In a new report, Santander InnoVentures, the megabank's venture capital fund, argues that banks and fintech startups need to collaborate in order to "reboot" the global financial services industry and trigger the 'Fintech 2.0' revolution.

Unlike the first generation of fintech pioneers that are limited to relatively simple propositions such as digital wallets and peer-to-peer lending, 'Fintech 2.0' will deliver fundamental changes to the infrastructure and processes at the core of the financial services industry, according to a new report from Santander InnoVenture, co-authored with Oliver Wyman and Anthemis Group.

The document, called 'The Fintech 2.0 Paper: rebooting financial services', reads:

"Fintech 2.0 represents a far broader opportunity to re-engineer the infrastructure and processes of the global financial services industry, in which the top 300 banks command a revenue pool worth $3.8 trillion."

Released at MoneyConf, the manifesto is a call to action on banks and fintech startups to collaborate with "each providing the other with what it now lacks" in order to realize the opportunity of Fintech 2.0.

"The strengths and weaknesses of both banks and fintechs mean that both will often do better by cooperating rather than by competing.

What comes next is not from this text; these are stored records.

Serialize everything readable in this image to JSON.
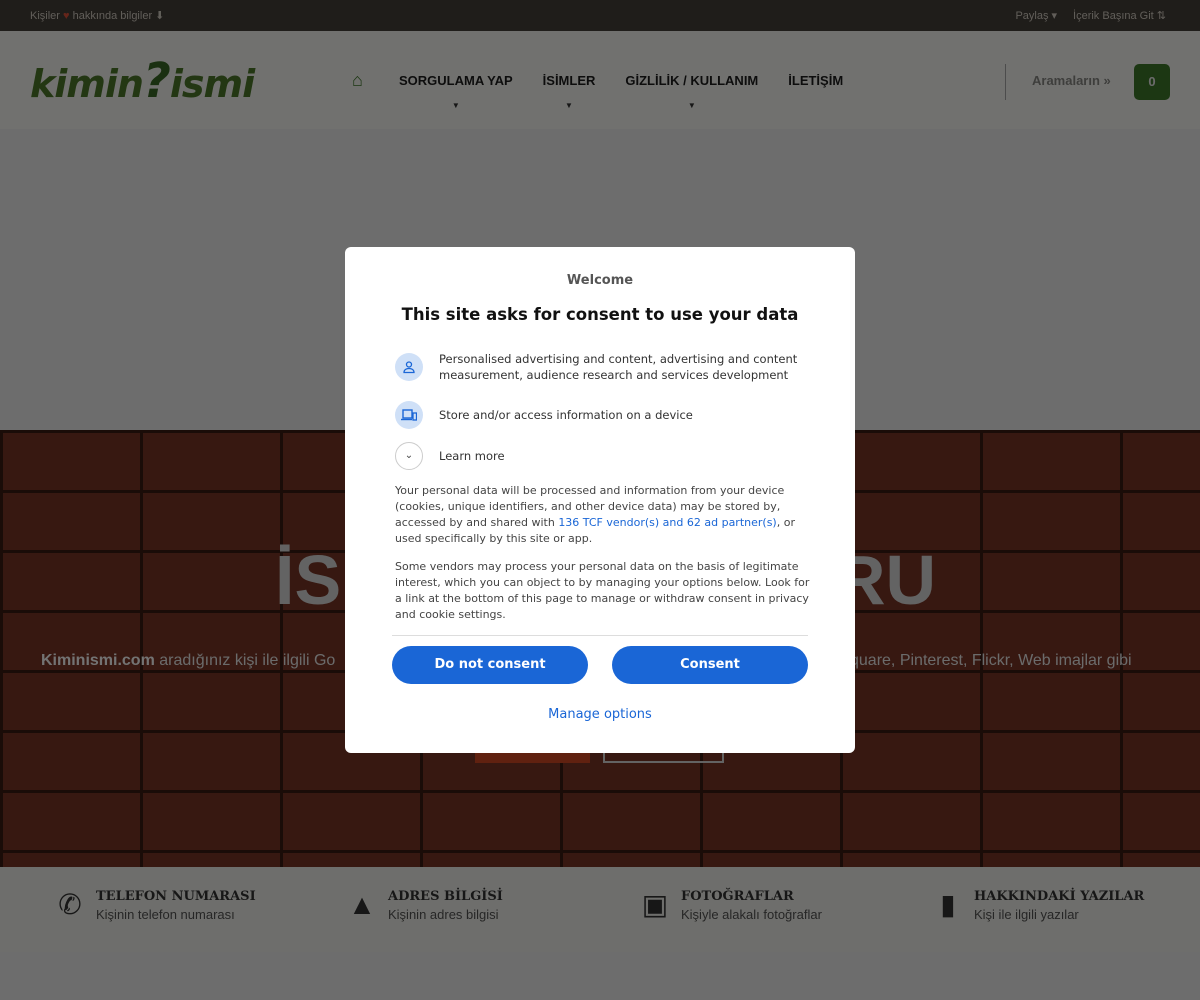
{
  "topbar": {
    "left_prefix": "Kişiler",
    "left_suffix": "hakkında bilgiler ⬇",
    "share": "Paylaş ▾",
    "go_top": "İçerik Başına Git ⇅"
  },
  "header": {
    "logo": "kimin?ismi",
    "logo_left": "kimin",
    "logo_q": "?",
    "logo_right": "ismi",
    "nav": [
      {
        "label": "SORGULAMA YAP"
      },
      {
        "label": "İSİMLER"
      },
      {
        "label": "GİZLİLİK / KULLANIM"
      },
      {
        "label": "İLETİŞİM"
      }
    ],
    "searches_label": "Aramaların  »",
    "searches_count": "0"
  },
  "hero": {
    "title_left": "İSİ",
    "title_right": "RU",
    "text_brand": "Kiminismi.com",
    "text_left": " aradığınız kişi ile ilgili Go",
    "text_right": "square, Pinterest, Flickr, Web imajlar gibi"
  },
  "features": [
    {
      "title": "TELEFON NUMARASI",
      "subtitle": "Kişinin telefon numarası",
      "icon": "phone-icon"
    },
    {
      "title": "ADRES BİLGİSİ",
      "subtitle": "Kişinin adres bilgisi",
      "icon": "road-icon"
    },
    {
      "title": "FOTOĞRAFLAR",
      "subtitle": "Kişiyle alakalı fotoğraflar",
      "icon": "image-icon"
    },
    {
      "title": "HAKKINDAKİ YAZILAR",
      "subtitle": "Kişi ile ilgili yazılar",
      "icon": "book-icon"
    }
  ],
  "consent": {
    "welcome": "Welcome",
    "title": "This site asks for consent to use your data",
    "purposes": [
      {
        "text": "Personalised advertising and content, advertising and content measurement, audience research and services development",
        "icon": "person-icon"
      },
      {
        "text": "Store and/or access information on a device",
        "icon": "devices-icon"
      }
    ],
    "learn_more": "Learn more",
    "para1_a": "Your personal data will be processed and information from your device (cookies, unique identifiers, and other device data) may be stored by, accessed by and shared with ",
    "para1_link": "136 TCF vendor(s) and 62 ad partner(s)",
    "para1_b": ", or used specifically by this site or app.",
    "para2": "Some vendors may process your personal data on the basis of legitimate interest, which you can object to by managing your options below. Look for a link at the bottom of this page to manage or withdraw consent in privacy and cookie settings.",
    "do_not_consent": "Do not consent",
    "consent": "Consent",
    "manage_options": "Manage options"
  },
  "colors": {
    "brand_green": "#3f7a2a",
    "consent_blue": "#1a66d6",
    "hero_button": "#d64a24"
  }
}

New digital businesses must either grow quickly or die. Banks can offer fintechs immediate scale and critical mass through access to demand."

Mariano Belinky, managing principal at Santader Innoventures, said that "funds alone are not enough," stressing that in order to move forward to the next phase of evolution in financials services, banks need to "invite fintechs to work within [their] industry, even inside [their] own businesses."

Mariano Belinky, managing principal at Santader Innoventures

Along the same lines, Andrew Veitch, director at Anthemis Group, emphasized that "the greatest opportunity in the industry lies at the meeting point of large financial institutions and young, ambitious startups."      

The report also investigates major banking innovations based on the "Internet of Things" (IoT), smart data, distributed ledgers and frictionless processes beyond payments and consumer credits.

"We expect the IoT, combined with the distributed ledger and smart contracts, to dramatically reduce these costs," the report reads.

"IoT technology will provide banks with real-time access to trade data, eliminating the need for manual checks and paper documentation such as bills of lading. [...]

"Distributed ledgers technology has several attractive features. Transactions can be made to be irrevocable, and clearing and settlements can be programmed to be near-instantaneous, allowing distributed ledger operators to increase the accuracy of trade data and reduce settlement risk."